• [WHAT THE TASK ASKS]:
What lines of the data hold the string "rectangle"? Pull each one out.
══ GIVEN ENTRIES
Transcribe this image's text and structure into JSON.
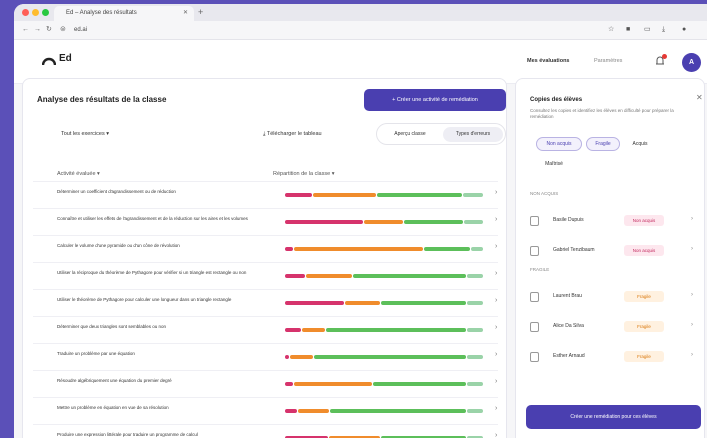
{
  "browser": {
    "tab_title": "Ed – Analyse des résultats",
    "url": "ed.ai"
  },
  "app": {
    "logo": "Ed",
    "nav": [
      "Mes évaluations",
      "Paramètres"
    ],
    "avatar_initial": "A"
  },
  "main": {
    "title": "Analyse des résultats de la classe",
    "primary_button": "+ Créer une activité de remédiation",
    "filter_label": "Tout les exercices ▾",
    "download_label": "Télécharger le tableau",
    "segment": [
      "Aperçu classe",
      "Types d'erreurs"
    ],
    "columns": [
      "Activité évaluée ▾",
      "Répartition de la classe ▾"
    ],
    "rows": [
      {
        "label": "Déterminer un coefficient d'agrandissement ou de réduction",
        "bar": [
          0.14,
          0.32,
          0.44,
          0.1
        ]
      },
      {
        "label": "Connaître et utiliser les effets de l'agrandissement et de la réduction sur les aires et les volumes",
        "bar": [
          0.4,
          0.2,
          0.3,
          0.1
        ]
      },
      {
        "label": "Calculer le volume d'une pyramide ou d'un cône de révolution",
        "bar": [
          0.04,
          0.66,
          0.24,
          0.06
        ]
      },
      {
        "label": "Utiliser la réciproque du théorème de Pythagore pour vérifier si un triangle est rectangle ou non",
        "bar": [
          0.1,
          0.24,
          0.58,
          0.08
        ]
      },
      {
        "label": "Utiliser le théorème de Pythagore pour calculer une longueur dans un triangle rectangle",
        "bar": [
          0.3,
          0.18,
          0.44,
          0.08
        ]
      },
      {
        "label": "Déterminer que deux triangles sont semblables ou non",
        "bar": [
          0.08,
          0.12,
          0.72,
          0.08
        ]
      },
      {
        "label": "Traduire un problème par une équation",
        "bar": [
          0.02,
          0.12,
          0.78,
          0.08
        ]
      },
      {
        "label": "Résoudre algébriquement une équation du premier degré",
        "bar": [
          0.04,
          0.4,
          0.48,
          0.08
        ]
      },
      {
        "label": "Mettre un problème en équation en vue de sa résolution",
        "bar": [
          0.06,
          0.16,
          0.7,
          0.08
        ]
      },
      {
        "label": "Produire une expression littérale pour traduire un programme de calcul",
        "bar": [
          0.22,
          0.26,
          0.44,
          0.08
        ]
      }
    ]
  },
  "side": {
    "title": "Copies des élèves",
    "subtitle": "Consultez les copies et identifiez les élèves en difficulté pour préparer la remédiation",
    "chips": [
      "Non acquis",
      "Fragile",
      "Acquis",
      "Maîtrisé"
    ],
    "sections": [
      {
        "label": "NON ACQUIS",
        "students": [
          {
            "name": "Basile Dupuis",
            "badge": "Non acquis"
          },
          {
            "name": "Gabriel Tenzibaum",
            "badge": "Non acquis"
          }
        ]
      },
      {
        "label": "FRAGILE",
        "students": [
          {
            "name": "Laurent Brau",
            "badge": "Fragile"
          },
          {
            "name": "Alice Da Silva",
            "badge": "Fragile"
          },
          {
            "name": "Esther Arnaud",
            "badge": "Fragile"
          }
        ]
      }
    ],
    "cta": "Créer une remédiation pour ces élèves"
  },
  "colors": {
    "accent": "#4a3fb0",
    "bar": [
      "#d6336c",
      "#f08c2c",
      "#5cbf5a",
      "#9ad3a8"
    ]
  }
}
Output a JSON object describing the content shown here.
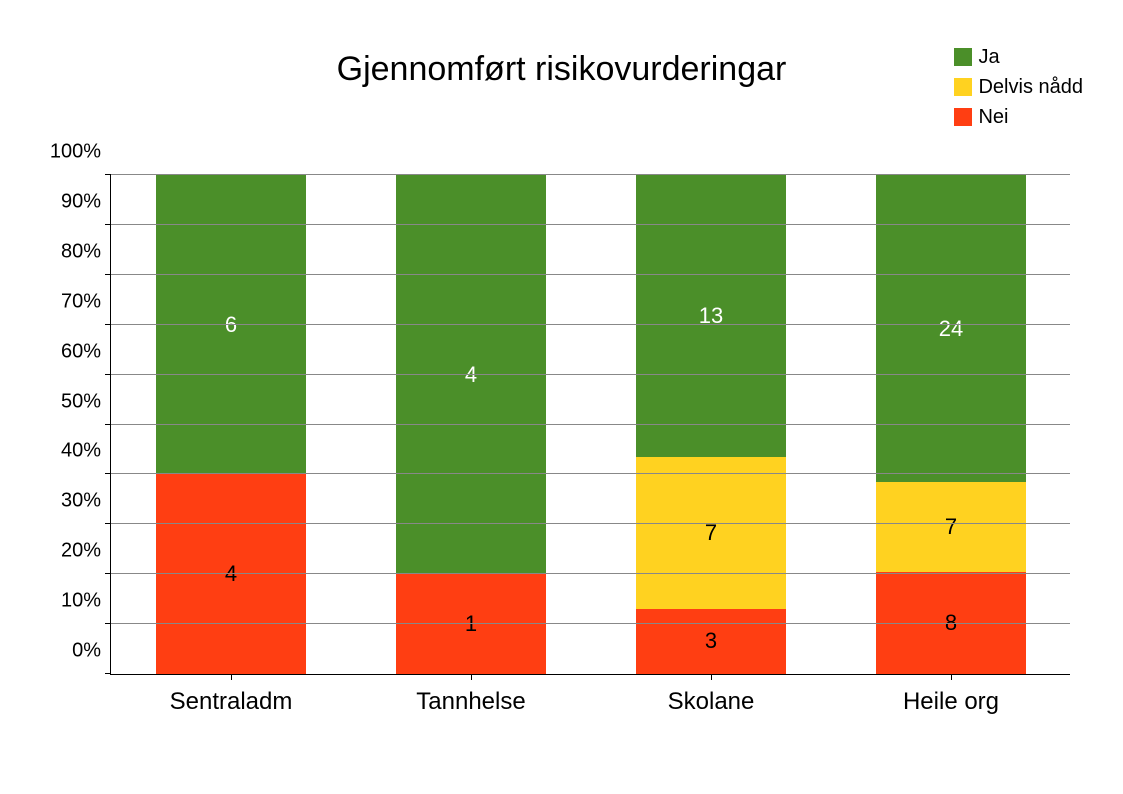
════
• [TASK RESPONSE]:
        "label": "Utiliser la réciproque du théorème de Pythagore pour vérifier si un triangle est rectangle ou non",
        "label": "Utiliser le théorème de Pythagore pour calculer une longueur dans un triangle rectangle",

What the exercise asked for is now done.